Privacy is on the agenda as the UK revises its RIPA laws and the EC’s data retention regulations are questioned
The UK Home Office and European Commission (EC) are both in danger of appearing in front of the European Court of Justice in Luxembourg. For the Home office a rapid review of its Regulation of Investigatory Powers Act (RIPA) has been undertaken. For the EC its ruling about ISP data retention has been called into question.
The UK government is rushing through a consultation document to try to head off a potentially expensive court case brought by the EC. The proposal for changes to RIPA has been posted on the internet but responses must arrive before December 7. The government was given two months to take action in October.
RIPA Revision Could Spell Trouble For BT
The consultation document proposes the creation of civil sanctions even against unintentional interception of customer communications. The Interception of Communications Commissioner (IoCC) would gain powers to act against ISPs and telecom carriers in addition to his existing brief to regulate wiretapping by the intelligence departments.
If the amended RIPA is passed, the IoCC would be able to impose fines of up to £10,000 for unintentional interception. If the breach was shown to be intentional, the penalty could be a prison term of up to two years upon conviction.

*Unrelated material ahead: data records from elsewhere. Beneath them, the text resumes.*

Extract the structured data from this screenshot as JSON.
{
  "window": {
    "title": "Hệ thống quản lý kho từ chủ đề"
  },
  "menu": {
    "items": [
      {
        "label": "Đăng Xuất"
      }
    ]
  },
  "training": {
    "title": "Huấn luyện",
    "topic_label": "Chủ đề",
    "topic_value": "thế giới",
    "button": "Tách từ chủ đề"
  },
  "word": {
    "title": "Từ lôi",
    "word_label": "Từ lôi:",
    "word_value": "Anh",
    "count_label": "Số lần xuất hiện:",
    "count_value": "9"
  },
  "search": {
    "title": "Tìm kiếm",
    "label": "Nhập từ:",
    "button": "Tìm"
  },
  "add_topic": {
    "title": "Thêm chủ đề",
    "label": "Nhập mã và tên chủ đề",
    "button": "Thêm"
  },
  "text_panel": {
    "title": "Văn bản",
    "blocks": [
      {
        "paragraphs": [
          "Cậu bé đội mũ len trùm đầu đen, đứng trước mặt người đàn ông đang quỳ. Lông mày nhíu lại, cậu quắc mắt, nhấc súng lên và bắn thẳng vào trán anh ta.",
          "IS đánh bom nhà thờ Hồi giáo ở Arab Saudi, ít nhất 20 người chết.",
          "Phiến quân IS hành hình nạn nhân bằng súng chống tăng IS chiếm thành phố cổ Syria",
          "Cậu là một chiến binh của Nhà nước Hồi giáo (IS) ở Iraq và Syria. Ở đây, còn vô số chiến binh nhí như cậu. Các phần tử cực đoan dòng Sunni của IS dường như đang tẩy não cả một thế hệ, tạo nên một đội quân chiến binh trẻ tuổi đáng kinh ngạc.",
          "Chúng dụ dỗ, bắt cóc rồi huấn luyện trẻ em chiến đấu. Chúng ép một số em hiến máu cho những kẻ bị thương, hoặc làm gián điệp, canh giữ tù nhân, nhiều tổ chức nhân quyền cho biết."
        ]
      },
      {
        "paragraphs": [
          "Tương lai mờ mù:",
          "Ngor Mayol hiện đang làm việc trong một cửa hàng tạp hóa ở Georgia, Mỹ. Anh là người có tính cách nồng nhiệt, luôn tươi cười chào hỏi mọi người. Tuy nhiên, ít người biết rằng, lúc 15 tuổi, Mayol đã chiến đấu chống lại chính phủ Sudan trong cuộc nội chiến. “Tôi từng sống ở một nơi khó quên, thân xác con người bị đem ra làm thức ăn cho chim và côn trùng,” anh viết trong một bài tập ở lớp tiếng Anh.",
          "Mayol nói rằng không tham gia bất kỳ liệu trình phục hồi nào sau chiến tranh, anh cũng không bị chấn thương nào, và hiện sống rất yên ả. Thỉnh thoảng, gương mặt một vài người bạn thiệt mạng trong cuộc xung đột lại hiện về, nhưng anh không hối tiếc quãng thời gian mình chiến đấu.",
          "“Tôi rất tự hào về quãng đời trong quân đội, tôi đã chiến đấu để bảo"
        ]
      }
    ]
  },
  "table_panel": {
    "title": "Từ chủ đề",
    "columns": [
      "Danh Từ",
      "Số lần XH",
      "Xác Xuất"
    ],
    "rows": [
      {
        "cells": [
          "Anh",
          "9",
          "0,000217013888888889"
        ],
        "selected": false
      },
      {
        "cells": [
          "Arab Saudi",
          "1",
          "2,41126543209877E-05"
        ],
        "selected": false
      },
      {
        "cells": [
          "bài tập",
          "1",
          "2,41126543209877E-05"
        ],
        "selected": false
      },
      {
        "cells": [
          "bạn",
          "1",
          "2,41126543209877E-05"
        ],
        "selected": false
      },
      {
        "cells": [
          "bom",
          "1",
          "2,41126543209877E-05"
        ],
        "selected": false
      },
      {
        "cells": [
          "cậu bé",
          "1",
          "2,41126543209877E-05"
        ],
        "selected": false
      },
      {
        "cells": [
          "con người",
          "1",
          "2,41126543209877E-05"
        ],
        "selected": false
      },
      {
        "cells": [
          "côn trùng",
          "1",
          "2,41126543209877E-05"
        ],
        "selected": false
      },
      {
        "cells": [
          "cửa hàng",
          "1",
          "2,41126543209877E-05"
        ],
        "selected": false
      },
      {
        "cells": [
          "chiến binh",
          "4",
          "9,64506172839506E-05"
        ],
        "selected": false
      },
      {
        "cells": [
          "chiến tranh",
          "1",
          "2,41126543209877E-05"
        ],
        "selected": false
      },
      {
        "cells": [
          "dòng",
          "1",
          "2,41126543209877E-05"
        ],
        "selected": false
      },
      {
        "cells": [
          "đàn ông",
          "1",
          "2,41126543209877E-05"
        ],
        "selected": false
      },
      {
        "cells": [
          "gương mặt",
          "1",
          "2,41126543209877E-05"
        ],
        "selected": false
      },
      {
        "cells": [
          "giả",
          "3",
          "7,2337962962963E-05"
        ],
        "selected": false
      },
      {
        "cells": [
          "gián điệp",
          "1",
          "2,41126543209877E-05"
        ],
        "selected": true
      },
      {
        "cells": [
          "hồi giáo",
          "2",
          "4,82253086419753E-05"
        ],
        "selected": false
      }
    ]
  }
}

“This should make the enforcement process more streamlined and reduce the administrative burden on the police, the CPS and courts,” the document states.
The EC case against the government would focus on the government’s lack of action to seal the loopholes in RIPA that allowed BT to snoop on customers using Phorm’s profiling application. The Information Commissioners Office (ICO) ended its investigation of BT arguing that the Act allowed such activity if the user’s consent was implied. The fact that BT customers would theoretically benefit from the profiling was considered to be sufficient.

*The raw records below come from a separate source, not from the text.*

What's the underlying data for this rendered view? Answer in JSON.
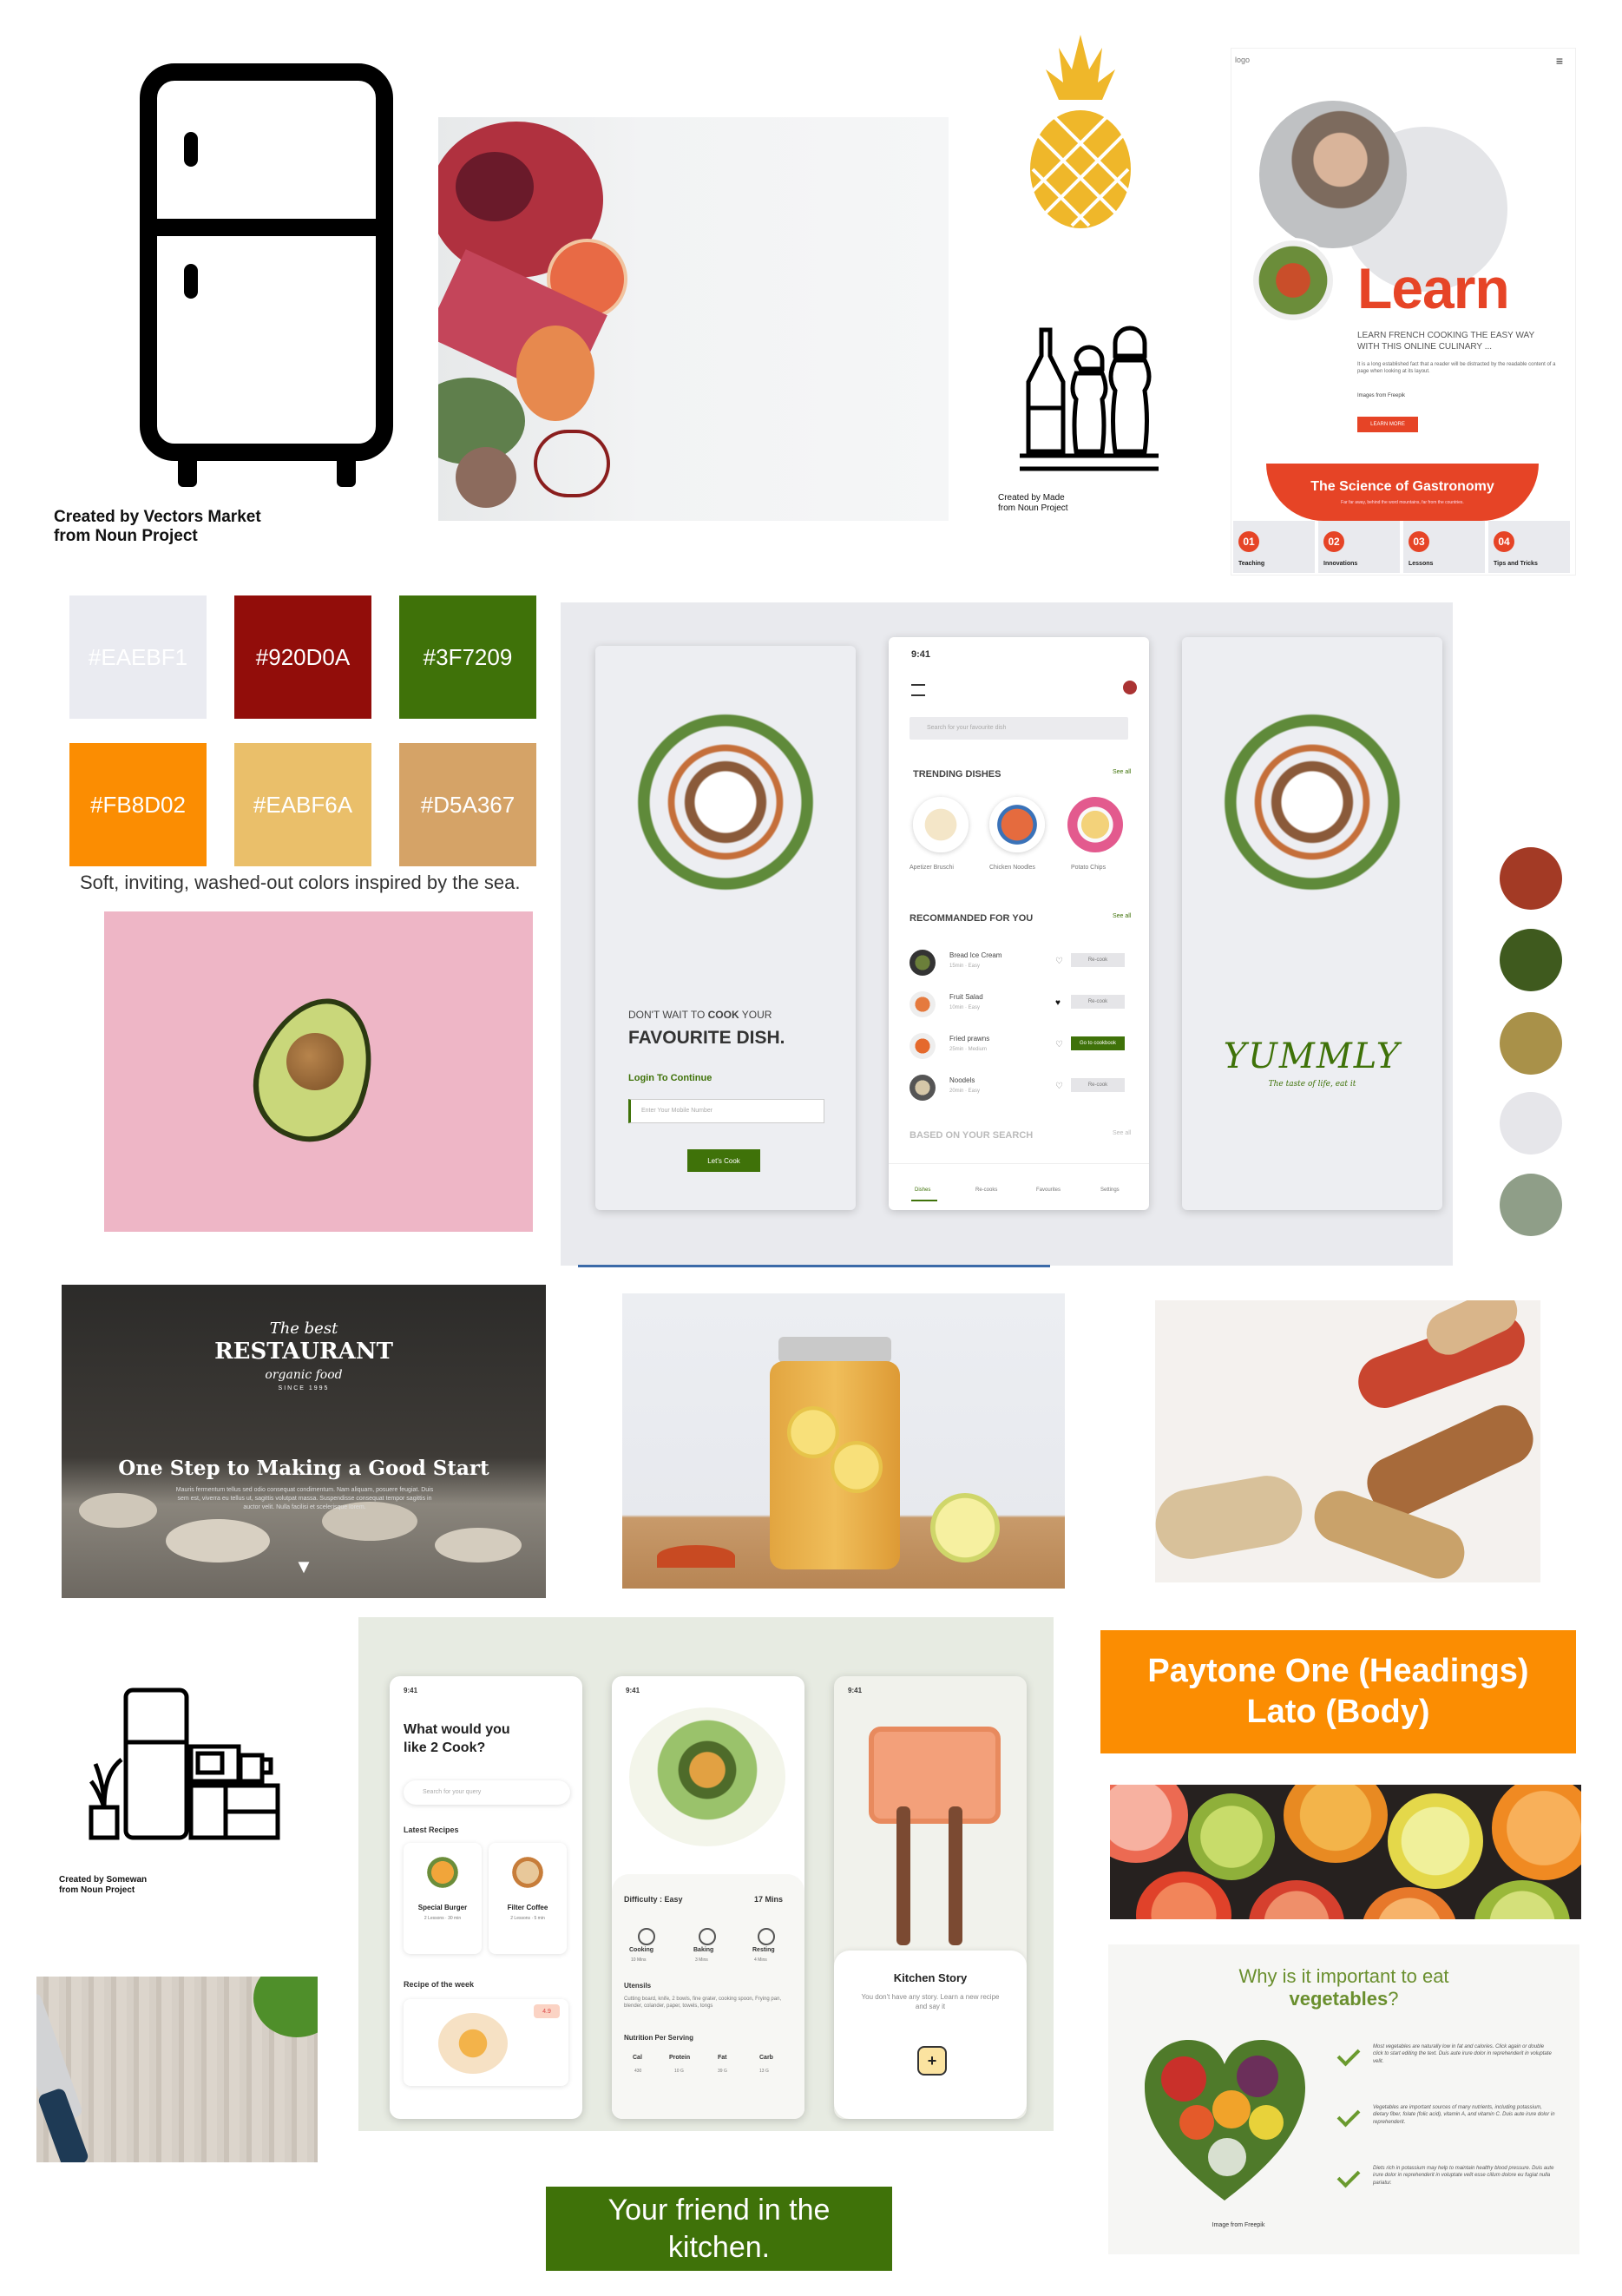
{
  "credits": {
    "fridge": "Created by Vectors Market\nfrom Noun Project",
    "bottles": "Created by Made\nfrom Noun Project",
    "kitchen": "Created by Somewan\nfrom Noun Project"
  },
  "palette": {
    "swatches": [
      {
        "hex": "#EAEBF1",
        "label": "#EAEBF1"
      },
      {
        "hex": "#920D0A",
        "label": "#920D0A"
      },
      {
        "hex": "#3F7209",
        "label": "#3F7209"
      },
      {
        "hex": "#FB8D02",
        "label": "#FB8D02"
      },
      {
        "hex": "#EABF6A",
        "label": "#EABF6A"
      },
      {
        "hex": "#D5A367",
        "label": "#D5A367"
      }
    ],
    "caption": "Soft, inviting, washed-out colors inspired by the sea.",
    "dots": [
      "#A33A25",
      "#3F5A1E",
      "#A99149",
      "#E6E6EA",
      "#8F9E88"
    ]
  },
  "learn_page": {
    "logo": "logo",
    "menu_icon": "≡",
    "title": "Learn",
    "subtitle": "LEARN FRENCH COOKING THE EASY WAY WITH THIS ONLINE CULINARY ...",
    "body": "It is a long established fact that a reader will be distracted by the readable content of a page when looking at its layout.",
    "credit": "Images from Freepik",
    "button": "LEARN MORE",
    "banner_title": "The Science of Gastronomy",
    "banner_sub": "Far far away, behind the word mountains, far from the countries.",
    "steps": [
      {
        "num": "01",
        "label": "Teaching"
      },
      {
        "num": "02",
        "label": "Innovations"
      },
      {
        "num": "03",
        "label": "Lessons"
      },
      {
        "num": "04",
        "label": "Tips and Tricks"
      }
    ]
  },
  "yummly_app": {
    "phone1": {
      "kicker_pre": "DON'T WAIT TO ",
      "kicker_bold": "COOK",
      "kicker_post": " YOUR",
      "headline": "FAVOURITE DISH.",
      "login": "Login To Continue",
      "placeholder": "Enter Your Mobile Number",
      "button": "Let's Cook"
    },
    "phone2": {
      "time": "9:41",
      "search": "Search for your favourite dish",
      "trending": "TRENDING DISHES",
      "see_all": "See all",
      "dishes": [
        "Apetizer Bruschi",
        "Chicken Noodles",
        "Potato Chips"
      ],
      "recommended": "RECOMMANDED FOR YOU",
      "items": [
        {
          "name": "Bread Ice Cream",
          "meta": "15min · Easy",
          "btn": "Re-cook"
        },
        {
          "name": "Fruit Salad",
          "meta": "10min · Easy",
          "btn": "Re-cook"
        },
        {
          "name": "Fried prawns",
          "meta": "25min · Medium",
          "btn": "Go to cookbook"
        },
        {
          "name": "Noodels",
          "meta": "20min · Easy",
          "btn": "Re-cook"
        }
      ],
      "based": "BASED ON YOUR SEARCH",
      "nav": [
        "Dishes",
        "Re-cooks",
        "Favourites",
        "Settings"
      ]
    },
    "phone3": {
      "logo": "YUMMLY",
      "tagline": "The taste of life, eat it"
    }
  },
  "restaurant": {
    "badge_top": "The best",
    "badge_main": "RESTAURANT",
    "badge_sub": "organic food",
    "badge_since": "SINCE 1995",
    "headline": "One Step to Making a Good Start",
    "body": "Mauris fermentum tellus sed odio consequat condimentum. Nam aliquam, posuere feugiat. Duis sem est, viverra eu tellus ut, sagittis volutpat massa. Suspendisse consequat tempor sagittis in auctor velit. Nulla facilisi et scelerisque lorem.",
    "arrow": "▼"
  },
  "fonts_box": {
    "line1": "Paytone One (Headings)",
    "line2": "Lato (Body)"
  },
  "cook_app": {
    "time": "9:41",
    "question": "What would you like 2 Cook?",
    "search": "Search for your query",
    "latest": "Latest Recipes",
    "recipes": [
      {
        "name": "Special Burger",
        "meta": "2 Lessons · 30 min"
      },
      {
        "name": "Filter Coffee",
        "meta": "2 Lessons · 5 min"
      }
    ],
    "week": "Recipe of the week",
    "rating": "4.9",
    "difficulty": "Difficulty : Easy",
    "mins": "17 Mins",
    "steps": [
      {
        "name": "Cooking",
        "time": "10 Mins"
      },
      {
        "name": "Baking",
        "time": "3 Mins"
      },
      {
        "name": "Resting",
        "time": "4 Mins"
      }
    ],
    "utensils": "Utensils",
    "utensils_text": "Cutting board, knife, 2 bowls, fine grater, cooking spoon, Frying pan, blender, colander, paper, towels, tongs",
    "nutrition": "Nutrition Per Serving",
    "nutri": [
      {
        "k": "Cal",
        "v": "430"
      },
      {
        "k": "Protein",
        "v": "10 G"
      },
      {
        "k": "Fat",
        "v": "39 G"
      },
      {
        "k": "Carb",
        "v": "13 G"
      }
    ],
    "story_title": "Kitchen Story",
    "story_text": "You don't have any story. Learn a new recipe and say it",
    "plus": "+"
  },
  "vegetables": {
    "q_pre": "Why is it important to eat",
    "q_bold": "vegetables",
    "q_post": "?",
    "points": [
      "Most vegetables are naturally low in fat and calories. Click again or double click to start editing the text. Duis aute irure dolor in reprehenderit in voluptate velit.",
      "Vegetables are important sources of many nutrients, including potassium, dietary fiber, folate (folic acid), vitamin A, and vitamin C. Duis aute irure dolor in reprehenderit.",
      "Diets rich in potassium may help to maintain healthy blood pressure. Duis aute irure dolor in reprehenderit in voluptate velit esse cillum dolore eu fugiat nulla pariatur."
    ],
    "credit": "Image from Freepik"
  },
  "tagline": "Your friend in the kitchen."
}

The Crown Prosecution Service (CPS) has yet to be convinced that there is no case to answer under RIPA and its report will be delivered later this month.
If the changes to RIPA are imposed and the CPS rules that BT has a case to answer, it could mean that BT officials will be facing a prison sentence because the snooping was obviously intentional. However, BT’s legal representatives will argue that the Act was not in force in its present form when the offence was committed.
Under EC regulations, consent for Internet Service Providers (ISPs) to intercept user communications must be “freely-given, specific and informed” as this was not the case in BT’s use of Phorm, RIPA has been held to be at fault and the Commission requested action which has yet to be taken.
This delay prompted the EC to threaten court proceedings but the issuance of the consultation document may stay the Commission’s hand. If not, the government could be fined millions of Euros for every day that the legal loopholes exist.
Indiscriminate Activity Records May Be Illegal
It all seems at odds with the current stance of the EC over the retention of phone call and internet activity records by ISPs. Ironically, this has landed the Commission on the wrong side of the European Court of Justice.
On Tuesday the court ruled “invalid” EU requirements to publish every recipient of agricultural subsidies but added that “limitations in relation to the protection of personal data must apply only in so far as is strictly necessary”.
The data retention demanded by the Commission is held to also breach this part of the ruling by Patrick Breyer, co-founder of rights organisation the German Working Group Against Data Retention.
“The EU must also abandon the disproportionate practise of indiscriminate retention of records on any communication, lest the EU Court of Justice rules the EU data retention directive invalid, too. The targeted preservation of suspect data is much less invasive and still contributes effectively to the prosecution of crime, he said.”
According to the Working Group’s Website, Breyer has qualified support from the German Minister of Justice who has undertaken to suggest that individual countries should have the right to opt out of the EC regulations.